PROBLEM REQUIREMENTS: Search the data below for "Login"; list each line that holds it.

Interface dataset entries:
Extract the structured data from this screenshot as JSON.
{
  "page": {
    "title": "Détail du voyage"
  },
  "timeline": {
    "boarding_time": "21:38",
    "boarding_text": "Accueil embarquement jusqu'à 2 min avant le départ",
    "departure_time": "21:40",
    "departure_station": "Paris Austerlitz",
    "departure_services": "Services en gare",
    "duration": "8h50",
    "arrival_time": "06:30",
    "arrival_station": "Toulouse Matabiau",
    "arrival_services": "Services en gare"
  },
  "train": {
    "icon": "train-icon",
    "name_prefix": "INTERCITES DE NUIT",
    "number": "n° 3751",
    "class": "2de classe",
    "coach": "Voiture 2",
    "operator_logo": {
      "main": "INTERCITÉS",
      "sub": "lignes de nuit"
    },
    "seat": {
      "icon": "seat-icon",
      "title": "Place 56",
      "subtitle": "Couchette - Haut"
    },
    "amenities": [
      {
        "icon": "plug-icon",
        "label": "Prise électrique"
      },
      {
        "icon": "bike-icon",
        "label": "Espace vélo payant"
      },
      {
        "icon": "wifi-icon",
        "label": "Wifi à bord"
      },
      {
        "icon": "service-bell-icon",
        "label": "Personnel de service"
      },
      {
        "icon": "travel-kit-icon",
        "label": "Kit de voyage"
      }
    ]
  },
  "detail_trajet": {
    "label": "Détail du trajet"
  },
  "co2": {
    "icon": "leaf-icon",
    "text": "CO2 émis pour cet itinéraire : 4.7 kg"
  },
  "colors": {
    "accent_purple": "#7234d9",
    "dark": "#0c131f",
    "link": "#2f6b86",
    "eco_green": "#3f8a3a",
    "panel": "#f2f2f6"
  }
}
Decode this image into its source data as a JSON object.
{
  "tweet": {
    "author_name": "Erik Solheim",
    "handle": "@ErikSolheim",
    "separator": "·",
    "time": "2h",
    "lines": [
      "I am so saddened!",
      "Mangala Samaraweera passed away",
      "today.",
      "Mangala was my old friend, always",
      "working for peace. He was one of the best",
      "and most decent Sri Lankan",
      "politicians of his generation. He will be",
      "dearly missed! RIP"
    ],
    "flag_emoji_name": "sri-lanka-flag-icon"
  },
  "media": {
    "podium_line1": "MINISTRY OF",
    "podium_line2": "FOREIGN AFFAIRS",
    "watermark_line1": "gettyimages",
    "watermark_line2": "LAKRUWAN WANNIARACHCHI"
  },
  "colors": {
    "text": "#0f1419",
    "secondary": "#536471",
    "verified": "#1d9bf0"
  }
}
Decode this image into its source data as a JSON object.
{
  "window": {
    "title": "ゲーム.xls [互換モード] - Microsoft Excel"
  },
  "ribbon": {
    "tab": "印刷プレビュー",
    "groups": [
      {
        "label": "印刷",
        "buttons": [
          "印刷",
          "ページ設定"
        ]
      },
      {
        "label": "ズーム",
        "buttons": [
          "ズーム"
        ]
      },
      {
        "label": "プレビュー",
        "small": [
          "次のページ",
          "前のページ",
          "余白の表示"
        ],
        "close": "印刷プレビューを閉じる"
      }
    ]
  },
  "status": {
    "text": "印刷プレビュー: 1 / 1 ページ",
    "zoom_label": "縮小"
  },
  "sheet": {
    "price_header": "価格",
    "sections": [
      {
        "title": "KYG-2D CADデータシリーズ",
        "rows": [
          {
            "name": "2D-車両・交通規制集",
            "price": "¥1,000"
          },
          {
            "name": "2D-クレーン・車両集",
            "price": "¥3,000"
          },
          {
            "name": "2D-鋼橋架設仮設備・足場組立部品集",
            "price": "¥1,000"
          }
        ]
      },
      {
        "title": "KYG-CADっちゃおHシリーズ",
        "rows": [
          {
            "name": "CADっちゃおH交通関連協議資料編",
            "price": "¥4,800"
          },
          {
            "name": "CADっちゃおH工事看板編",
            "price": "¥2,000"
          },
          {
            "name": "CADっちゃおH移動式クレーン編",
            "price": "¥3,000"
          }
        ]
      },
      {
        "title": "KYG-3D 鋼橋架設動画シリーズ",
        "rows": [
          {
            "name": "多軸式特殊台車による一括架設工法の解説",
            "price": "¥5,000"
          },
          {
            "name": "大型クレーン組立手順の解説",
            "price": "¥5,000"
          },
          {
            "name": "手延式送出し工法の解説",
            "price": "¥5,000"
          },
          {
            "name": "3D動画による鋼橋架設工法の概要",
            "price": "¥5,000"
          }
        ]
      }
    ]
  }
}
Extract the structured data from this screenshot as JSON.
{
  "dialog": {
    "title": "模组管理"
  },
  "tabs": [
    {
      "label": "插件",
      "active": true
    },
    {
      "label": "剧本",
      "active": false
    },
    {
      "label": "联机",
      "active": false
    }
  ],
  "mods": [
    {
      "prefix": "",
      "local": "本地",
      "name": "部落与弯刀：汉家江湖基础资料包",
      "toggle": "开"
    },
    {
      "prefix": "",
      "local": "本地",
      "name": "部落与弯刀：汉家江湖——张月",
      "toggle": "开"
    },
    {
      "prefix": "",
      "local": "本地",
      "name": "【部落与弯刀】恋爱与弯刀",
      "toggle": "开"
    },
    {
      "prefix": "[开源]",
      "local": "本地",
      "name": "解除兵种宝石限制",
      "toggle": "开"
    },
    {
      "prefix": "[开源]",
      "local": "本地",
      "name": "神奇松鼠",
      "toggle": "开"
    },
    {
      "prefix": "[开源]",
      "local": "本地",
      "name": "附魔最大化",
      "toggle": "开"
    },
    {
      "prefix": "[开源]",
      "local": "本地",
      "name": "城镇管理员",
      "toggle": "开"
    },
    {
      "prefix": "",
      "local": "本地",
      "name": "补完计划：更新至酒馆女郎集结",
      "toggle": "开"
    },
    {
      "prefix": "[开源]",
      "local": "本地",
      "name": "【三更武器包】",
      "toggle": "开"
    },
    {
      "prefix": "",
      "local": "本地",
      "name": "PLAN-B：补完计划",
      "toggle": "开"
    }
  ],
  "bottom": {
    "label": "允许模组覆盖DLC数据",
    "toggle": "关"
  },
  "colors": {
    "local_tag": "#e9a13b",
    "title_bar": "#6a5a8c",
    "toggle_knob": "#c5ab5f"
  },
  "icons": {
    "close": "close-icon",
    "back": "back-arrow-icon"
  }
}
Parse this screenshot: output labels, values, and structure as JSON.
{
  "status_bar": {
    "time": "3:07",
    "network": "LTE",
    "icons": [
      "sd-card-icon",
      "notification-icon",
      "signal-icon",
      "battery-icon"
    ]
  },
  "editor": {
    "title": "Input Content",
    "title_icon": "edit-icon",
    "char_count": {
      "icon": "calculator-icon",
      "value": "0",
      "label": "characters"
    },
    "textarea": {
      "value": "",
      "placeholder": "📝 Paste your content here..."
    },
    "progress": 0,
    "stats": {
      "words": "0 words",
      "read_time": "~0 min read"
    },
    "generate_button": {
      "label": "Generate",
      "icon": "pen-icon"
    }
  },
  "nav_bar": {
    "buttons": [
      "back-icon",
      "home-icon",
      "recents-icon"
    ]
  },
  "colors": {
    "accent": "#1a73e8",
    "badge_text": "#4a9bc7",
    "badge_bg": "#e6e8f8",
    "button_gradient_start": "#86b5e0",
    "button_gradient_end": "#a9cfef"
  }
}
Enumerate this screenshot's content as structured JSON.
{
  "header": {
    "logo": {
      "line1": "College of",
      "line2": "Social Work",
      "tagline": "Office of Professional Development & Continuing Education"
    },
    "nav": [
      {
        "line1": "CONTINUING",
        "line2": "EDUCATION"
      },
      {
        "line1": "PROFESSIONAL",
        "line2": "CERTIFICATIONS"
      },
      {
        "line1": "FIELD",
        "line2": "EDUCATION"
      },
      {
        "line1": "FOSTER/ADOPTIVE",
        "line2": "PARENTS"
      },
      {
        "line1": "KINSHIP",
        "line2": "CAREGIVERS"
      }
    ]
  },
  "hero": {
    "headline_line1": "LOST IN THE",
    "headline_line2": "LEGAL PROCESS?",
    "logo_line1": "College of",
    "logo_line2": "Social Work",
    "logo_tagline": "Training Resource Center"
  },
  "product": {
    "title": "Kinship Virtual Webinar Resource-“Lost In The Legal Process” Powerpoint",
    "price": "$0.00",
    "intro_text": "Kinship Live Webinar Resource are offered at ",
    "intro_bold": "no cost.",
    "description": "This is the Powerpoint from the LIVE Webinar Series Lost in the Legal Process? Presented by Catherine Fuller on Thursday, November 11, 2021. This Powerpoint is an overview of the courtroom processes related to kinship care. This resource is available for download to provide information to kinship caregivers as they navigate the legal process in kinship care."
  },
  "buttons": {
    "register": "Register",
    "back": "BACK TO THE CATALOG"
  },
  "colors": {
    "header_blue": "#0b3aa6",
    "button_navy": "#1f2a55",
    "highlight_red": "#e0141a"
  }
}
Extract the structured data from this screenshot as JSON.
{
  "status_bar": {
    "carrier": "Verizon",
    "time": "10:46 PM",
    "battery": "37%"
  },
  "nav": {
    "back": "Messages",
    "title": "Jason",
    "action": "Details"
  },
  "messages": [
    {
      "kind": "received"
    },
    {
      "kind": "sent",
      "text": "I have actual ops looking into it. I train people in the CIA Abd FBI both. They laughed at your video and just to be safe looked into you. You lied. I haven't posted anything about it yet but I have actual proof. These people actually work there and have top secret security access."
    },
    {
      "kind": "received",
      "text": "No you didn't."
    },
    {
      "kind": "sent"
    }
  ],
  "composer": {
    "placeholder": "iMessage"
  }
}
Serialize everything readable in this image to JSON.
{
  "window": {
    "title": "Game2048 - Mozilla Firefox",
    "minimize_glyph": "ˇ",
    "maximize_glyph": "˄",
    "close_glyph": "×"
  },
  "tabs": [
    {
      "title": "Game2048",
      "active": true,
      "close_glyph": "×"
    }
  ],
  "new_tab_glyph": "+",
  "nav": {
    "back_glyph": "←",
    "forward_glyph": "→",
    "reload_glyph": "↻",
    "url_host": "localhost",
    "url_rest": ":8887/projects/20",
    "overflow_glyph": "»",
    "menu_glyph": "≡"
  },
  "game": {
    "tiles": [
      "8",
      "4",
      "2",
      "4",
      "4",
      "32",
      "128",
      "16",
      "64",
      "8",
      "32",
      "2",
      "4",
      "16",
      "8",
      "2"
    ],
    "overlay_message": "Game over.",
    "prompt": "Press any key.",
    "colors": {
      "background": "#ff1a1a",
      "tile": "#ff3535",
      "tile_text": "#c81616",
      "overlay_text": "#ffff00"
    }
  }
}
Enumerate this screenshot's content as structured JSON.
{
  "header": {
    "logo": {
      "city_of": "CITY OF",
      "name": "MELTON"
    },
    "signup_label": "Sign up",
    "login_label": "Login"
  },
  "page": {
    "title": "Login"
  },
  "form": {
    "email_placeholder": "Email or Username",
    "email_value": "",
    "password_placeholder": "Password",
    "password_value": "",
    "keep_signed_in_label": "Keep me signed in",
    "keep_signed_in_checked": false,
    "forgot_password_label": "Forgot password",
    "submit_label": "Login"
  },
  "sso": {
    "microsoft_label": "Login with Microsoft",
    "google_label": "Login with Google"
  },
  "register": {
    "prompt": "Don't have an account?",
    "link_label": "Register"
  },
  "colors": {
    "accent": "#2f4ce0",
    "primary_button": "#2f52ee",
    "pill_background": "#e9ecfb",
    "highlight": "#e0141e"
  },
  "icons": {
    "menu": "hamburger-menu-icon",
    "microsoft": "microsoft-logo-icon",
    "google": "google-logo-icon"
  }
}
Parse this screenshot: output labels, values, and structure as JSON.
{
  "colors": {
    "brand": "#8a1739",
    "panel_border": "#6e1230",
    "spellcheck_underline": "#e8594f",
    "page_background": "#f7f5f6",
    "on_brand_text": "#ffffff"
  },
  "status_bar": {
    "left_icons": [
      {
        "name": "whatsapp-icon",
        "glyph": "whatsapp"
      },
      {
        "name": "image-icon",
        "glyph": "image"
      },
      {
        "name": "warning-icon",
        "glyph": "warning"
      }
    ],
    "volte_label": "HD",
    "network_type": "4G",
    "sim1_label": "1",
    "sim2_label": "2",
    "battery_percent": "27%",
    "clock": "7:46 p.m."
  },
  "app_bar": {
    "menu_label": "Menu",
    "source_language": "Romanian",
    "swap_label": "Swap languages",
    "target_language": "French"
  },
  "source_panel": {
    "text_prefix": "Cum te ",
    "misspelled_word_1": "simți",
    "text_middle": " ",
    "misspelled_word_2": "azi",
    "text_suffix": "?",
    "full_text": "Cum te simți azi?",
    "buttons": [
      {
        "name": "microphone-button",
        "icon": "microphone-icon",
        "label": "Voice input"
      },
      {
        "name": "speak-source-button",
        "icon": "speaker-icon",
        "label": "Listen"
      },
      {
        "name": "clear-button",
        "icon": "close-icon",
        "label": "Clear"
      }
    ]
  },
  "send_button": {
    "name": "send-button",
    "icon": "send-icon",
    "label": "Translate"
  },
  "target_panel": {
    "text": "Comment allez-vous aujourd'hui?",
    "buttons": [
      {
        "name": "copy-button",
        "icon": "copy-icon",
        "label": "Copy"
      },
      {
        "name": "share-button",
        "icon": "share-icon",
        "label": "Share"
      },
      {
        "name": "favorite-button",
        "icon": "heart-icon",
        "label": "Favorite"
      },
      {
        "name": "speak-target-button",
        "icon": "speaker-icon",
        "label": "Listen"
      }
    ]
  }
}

REPLY TO THE EXERCISE:
    "login_label": "Login"
    "title": "Login"
    "submit_label": "Login"
    "microsoft_label": "Login with Microsoft",
    "google_label": "Login with Google"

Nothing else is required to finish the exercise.